3) What is the relative position of these “slums” to the investigated city?
As of 2003, disinvested neighborhoods made up 20% of the area of Los Angeles and housed 43% of the cities population- 1,582,153 people. Disinvested neighborhoods can be found in the center of the city in the form of high-density housing such as overcrowded apartment buildings and include areas such as Little Tokyo and parts of Hollywood. Low-density areas are often composed of informal housing units such as converted garages and tend to exist on the southern and eastern periphery of the city.
4) Who lives in the “slums” of the investigated city?
According to statistics cited by the authors, Latinos, especially immigrants, make up a large percentage of the population living in slums in Los Angeles- nearly 65% of the slum population. African American’s make up 17%, while Whites and Asians each make up 8% of slum residents. Nearly 80% of those who live in slums rent their homes. Two-thirds of the households in slums are composed of families, with 40% being married families. Half of the households in slums make less than US$25,000, and 80% have incomes less than US$50,000 annually.

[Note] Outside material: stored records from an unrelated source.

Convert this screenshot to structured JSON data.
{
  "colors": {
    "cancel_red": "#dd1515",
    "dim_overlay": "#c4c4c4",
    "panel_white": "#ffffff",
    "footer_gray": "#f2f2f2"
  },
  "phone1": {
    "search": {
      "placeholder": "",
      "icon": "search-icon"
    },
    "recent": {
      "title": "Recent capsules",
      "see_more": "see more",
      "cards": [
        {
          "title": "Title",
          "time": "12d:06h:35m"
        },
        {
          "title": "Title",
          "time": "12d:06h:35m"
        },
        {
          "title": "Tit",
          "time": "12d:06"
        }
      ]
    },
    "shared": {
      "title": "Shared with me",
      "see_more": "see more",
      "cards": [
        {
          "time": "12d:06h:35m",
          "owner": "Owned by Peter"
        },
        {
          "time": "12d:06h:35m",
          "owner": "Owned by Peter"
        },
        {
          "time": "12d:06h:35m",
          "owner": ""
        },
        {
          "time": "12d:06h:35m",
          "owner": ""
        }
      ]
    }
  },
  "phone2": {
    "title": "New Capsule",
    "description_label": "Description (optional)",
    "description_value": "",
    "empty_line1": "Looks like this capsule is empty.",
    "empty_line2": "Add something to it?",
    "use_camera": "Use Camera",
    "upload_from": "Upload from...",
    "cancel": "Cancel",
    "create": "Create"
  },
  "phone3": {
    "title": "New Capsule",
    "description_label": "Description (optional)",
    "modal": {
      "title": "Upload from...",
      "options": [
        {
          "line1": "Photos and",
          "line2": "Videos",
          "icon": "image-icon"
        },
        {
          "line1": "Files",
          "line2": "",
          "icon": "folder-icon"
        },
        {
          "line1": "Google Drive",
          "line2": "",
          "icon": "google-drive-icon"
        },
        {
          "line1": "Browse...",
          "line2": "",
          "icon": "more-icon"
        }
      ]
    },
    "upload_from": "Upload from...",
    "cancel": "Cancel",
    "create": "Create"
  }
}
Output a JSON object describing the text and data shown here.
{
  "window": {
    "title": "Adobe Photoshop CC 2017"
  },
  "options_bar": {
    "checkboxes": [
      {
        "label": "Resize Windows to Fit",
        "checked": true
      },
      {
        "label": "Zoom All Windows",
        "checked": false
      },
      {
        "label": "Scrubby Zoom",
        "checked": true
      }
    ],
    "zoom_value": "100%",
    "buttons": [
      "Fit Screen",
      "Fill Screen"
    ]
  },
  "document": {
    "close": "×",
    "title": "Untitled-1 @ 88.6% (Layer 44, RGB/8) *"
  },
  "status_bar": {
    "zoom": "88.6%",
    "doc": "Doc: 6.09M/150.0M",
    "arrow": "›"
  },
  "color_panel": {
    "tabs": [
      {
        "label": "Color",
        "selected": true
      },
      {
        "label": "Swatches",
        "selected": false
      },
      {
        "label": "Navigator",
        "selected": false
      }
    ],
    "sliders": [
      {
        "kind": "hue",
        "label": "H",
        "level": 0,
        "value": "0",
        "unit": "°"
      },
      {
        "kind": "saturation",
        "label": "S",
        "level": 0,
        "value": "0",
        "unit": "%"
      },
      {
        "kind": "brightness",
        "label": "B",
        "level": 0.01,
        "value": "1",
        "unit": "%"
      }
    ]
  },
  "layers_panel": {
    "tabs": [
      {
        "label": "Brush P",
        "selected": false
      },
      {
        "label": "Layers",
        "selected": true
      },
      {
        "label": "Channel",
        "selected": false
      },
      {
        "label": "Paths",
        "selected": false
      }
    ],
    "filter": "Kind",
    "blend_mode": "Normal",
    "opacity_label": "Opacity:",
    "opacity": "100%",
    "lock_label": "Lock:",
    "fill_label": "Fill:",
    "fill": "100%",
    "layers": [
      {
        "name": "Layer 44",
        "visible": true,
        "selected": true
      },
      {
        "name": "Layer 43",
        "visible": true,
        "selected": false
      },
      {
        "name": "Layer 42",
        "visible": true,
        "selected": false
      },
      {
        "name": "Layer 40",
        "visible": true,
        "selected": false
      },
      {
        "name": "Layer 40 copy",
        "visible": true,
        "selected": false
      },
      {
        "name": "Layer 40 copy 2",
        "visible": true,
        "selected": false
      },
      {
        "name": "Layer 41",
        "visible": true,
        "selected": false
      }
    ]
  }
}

5) What types of policies have been deployed towards these slums by the national government?
According to the authors, federal, state and local housing and community development programs have pursued several strategies to deal with slums in Los Angeles. The federal government dictates that 70% of federal Community Development Block Grant (CDBG) funds must be used to benefit low and moderate-income persons. The State of California has designated local Redevelopment Agencies with the task of identifying slum areas that could be beneficial to the state if recaptured under eminent domain. As a questionable trade-off, at least 20% of the captured funds from the land must be reinvested in affordable housing projects.
The federal government has also worked with state and local governments to establish Empowerment Zones/Enterprise Communities that utilize a combination of economic incentives such as targeted tax benefits, low interested loans and grants to encourage the rehabilitation of slums. However, the most notable product of these programs- the Los Angeles Community Development Bank- is considered a failure, according to a secondary source cited by the authors.